------ Records supplied ------

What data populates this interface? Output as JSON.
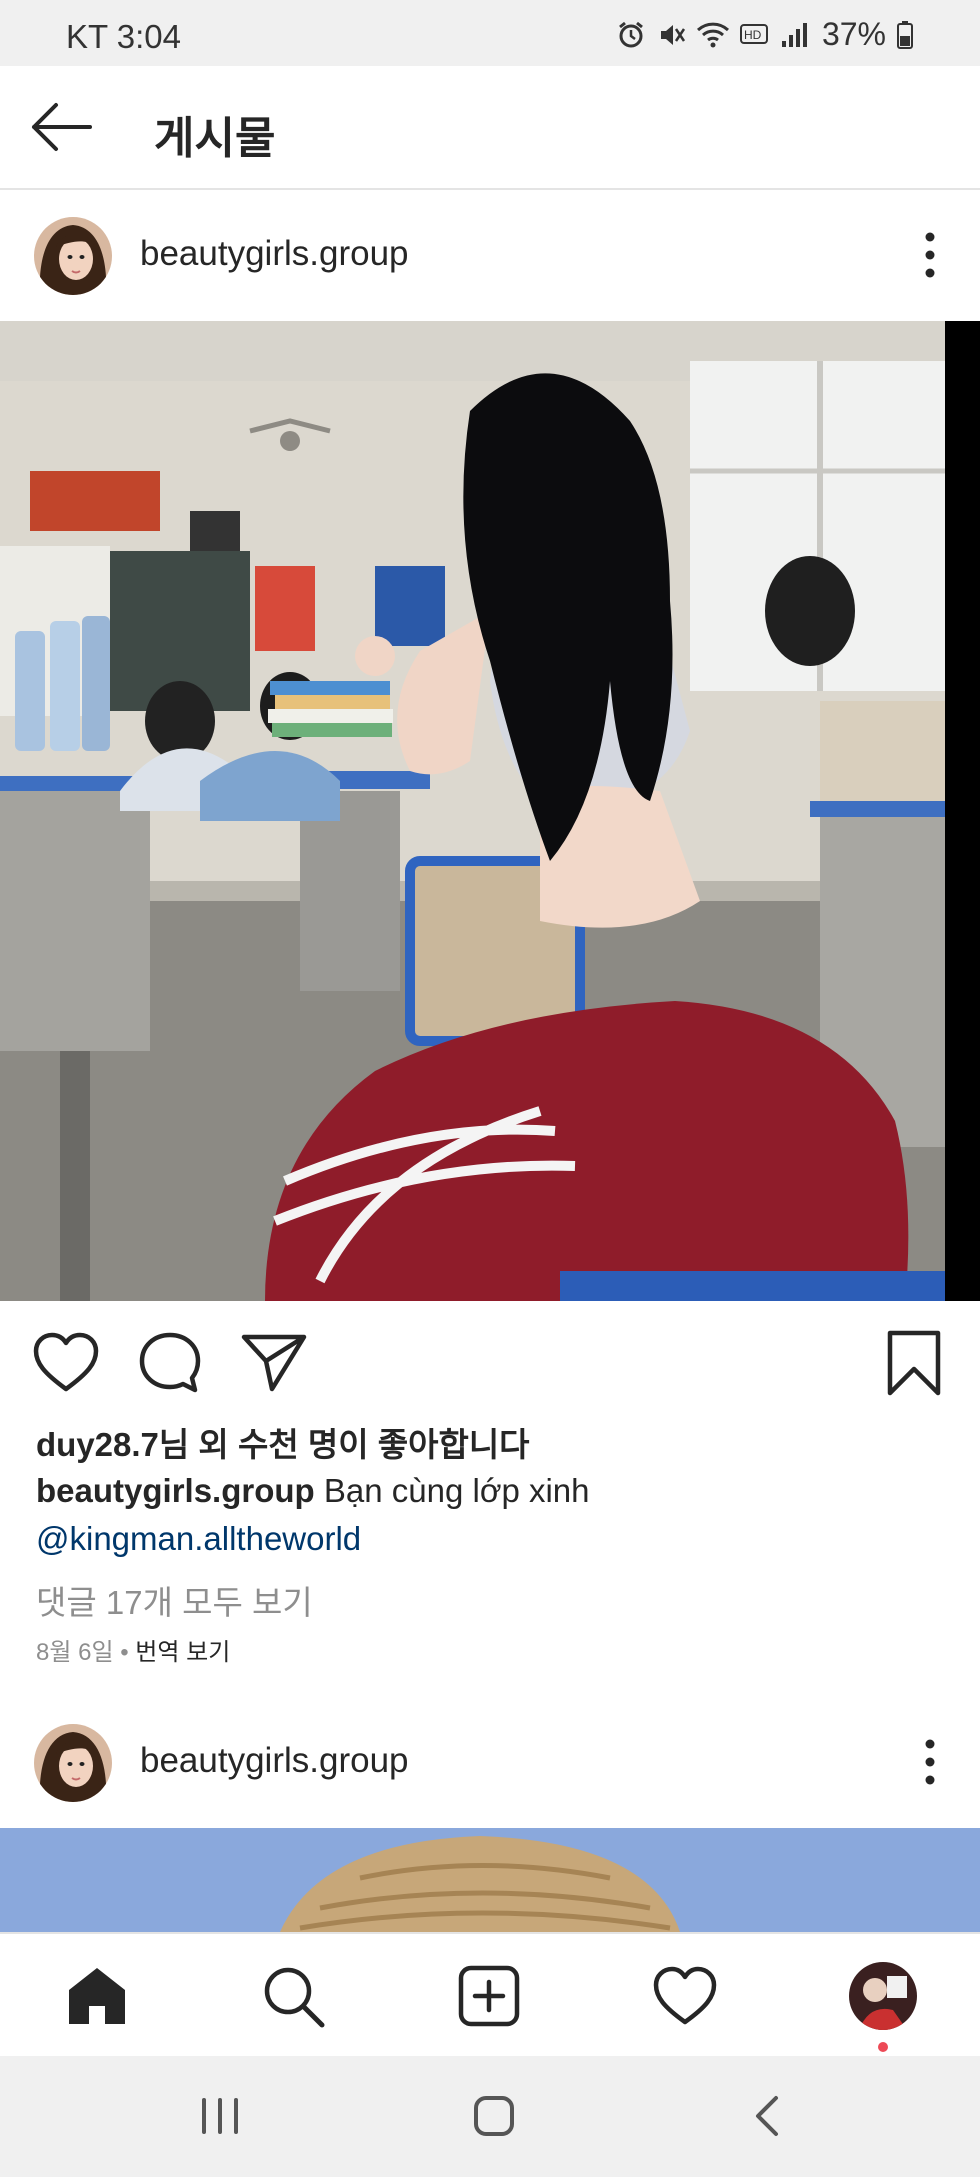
{
  "status_bar": {
    "carrier": "KT",
    "time": "3:04",
    "battery_percent": "37%",
    "icons": [
      "alarm-icon",
      "mute-icon",
      "wifi-icon",
      "hd-icon",
      "signal-icon",
      "battery-icon"
    ]
  },
  "header": {
    "back_icon": "arrow-left-icon",
    "title": "게시물"
  },
  "post": {
    "username": "beautygirls.group",
    "likes_user": "duy28.7",
    "likes_rest": "님 외 수천 명이 좋아합니다",
    "caption_user": "beautygirls.group",
    "caption_text": " Bạn cùng lớp xinh",
    "mention": "@kingman.alltheworld",
    "view_comments": "댓글 17개 모두 보기",
    "date": "8월 6일",
    "separator": " • ",
    "translate": "번역 보기"
  },
  "next_post": {
    "username": "beautygirls.group"
  },
  "bottom_nav": {
    "items": [
      "home-icon",
      "search-icon",
      "add-post-icon",
      "activity-heart-icon",
      "profile-avatar"
    ],
    "notification_color": "#ed4956"
  },
  "system_nav": {
    "items": [
      "recent-apps-icon",
      "home-button-icon",
      "back-icon"
    ]
  }
}
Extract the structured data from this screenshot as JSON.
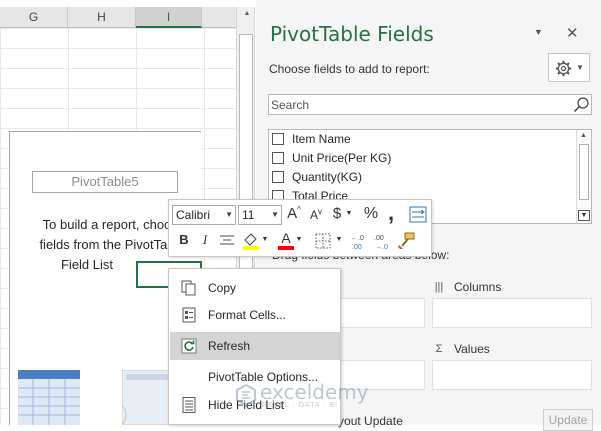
{
  "sheet": {
    "columns": [
      "G",
      "H",
      "I"
    ],
    "pivot_name": "PivotTable5",
    "pivot_message": [
      "To build a report, choo",
      "fields from the PivotTab",
      "Field List"
    ]
  },
  "pane": {
    "title": "PivotTable Fields",
    "subtitle": "Choose fields to add to report:",
    "search_placeholder": "Search",
    "fields": [
      "Item Name",
      "Unit Price(Per KG)",
      "Quantity(KG)",
      "Total Price"
    ],
    "drag_label": "Drag fields between areas below:",
    "areas": {
      "columns": "Columns",
      "values": "Values"
    },
    "defer_label": "Defer Layout Update",
    "update_label": "Update"
  },
  "toolbar": {
    "font": "Calibri",
    "size": "11",
    "grow_font": "A",
    "shrink_font": "A",
    "currency": "$",
    "percent": "%",
    "comma": ",",
    "bold": "B",
    "italic": "I",
    "font_color_label": "A",
    "fill_color": "#ffff00",
    "font_color": "#ff0000"
  },
  "context_menu": {
    "copy": "Copy",
    "format_cells": "Format Cells...",
    "refresh": "Refresh",
    "pivot_options": "PivotTable Options...",
    "hide_field_list": "Hide Field List"
  },
  "watermark": {
    "name": "exceldemy",
    "tagline": "EXCEL · DATA · BI"
  },
  "colors": {
    "accent": "#217346"
  }
}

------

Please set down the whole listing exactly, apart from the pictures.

# [Exercise output]
What data populates this interface? Output as JSON.
{
  "status_bar": {
    "carrier": "KT",
    "time": "3:04",
    "battery_percent": "37%",
    "icons": [
      "alarm-icon",
      "mute-icon",
      "wifi-icon",
      "hd-icon",
      "signal-icon",
      "battery-icon"
    ]
  },
  "header": {
    "back_icon": "arrow-left-icon",
    "title": "게시물"
  },
  "post": {
    "username": "beautygirls.group",
    "likes_user": "duy28.7",
    "likes_rest": "님 외 수천 명이 좋아합니다",
    "caption_user": "beautygirls.group",
    "caption_text": " Bạn cùng lớp xinh",
    "mention": "@kingman.alltheworld",
    "view_comments": "댓글 17개 모두 보기",
    "date": "8월 6일",
    "separator": " • ",
    "translate": "번역 보기"
  },
  "next_post": {
    "username": "beautygirls.group"
  },
  "bottom_nav": {
    "items": [
      "home-icon",
      "search-icon",
      "add-post-icon",
      "activity-heart-icon",
      "profile-avatar"
    ],
    "notification_color": "#ed4956"
  },
  "system_nav": {
    "items": [
      "recent-apps-icon",
      "home-button-icon",
      "back-icon"
    ]
  }
}
Extract the structured data from this screenshot as JSON.
{
  "sheet": {
    "columns": [
      "G",
      "H",
      "I"
    ],
    "pivot_name": "PivotTable5",
    "pivot_message": [
      "To build a report, choo",
      "fields from the PivotTab",
      "Field List"
    ]
  },
  "pane": {
    "title": "PivotTable Fields",
    "subtitle": "Choose fields to add to report:",
    "search_placeholder": "Search",
    "fields": [
      "Item Name",
      "Unit Price(Per KG)",
      "Quantity(KG)",
      "Total Price"
    ],
    "drag_label": "Drag fields between areas below:",
    "areas": {
      "columns": "Columns",
      "values": "Values"
    },
    "defer_label": "Defer Layout Update",
    "update_label": "Update"
  },
  "toolbar": {
    "font": "Calibri",
    "size": "11",
    "grow_font": "A",
    "shrink_font": "A",
    "currency": "$",
    "percent": "%",
    "comma": ",",
    "bold": "B",
    "italic": "I",
    "font_color_label": "A",
    "fill_color": "#ffff00",
    "font_color": "#ff0000"
  },
  "context_menu": {
    "copy": "Copy",
    "format_cells": "Format Cells...",
    "refresh": "Refresh",
    "pivot_options": "PivotTable Options...",
    "hide_field_list": "Hide Field List"
  },
  "watermark": {
    "name": "exceldemy",
    "tagline": "EXCEL · DATA · BI"
  },
  "colors": {
    "accent": "#217346"
  }
}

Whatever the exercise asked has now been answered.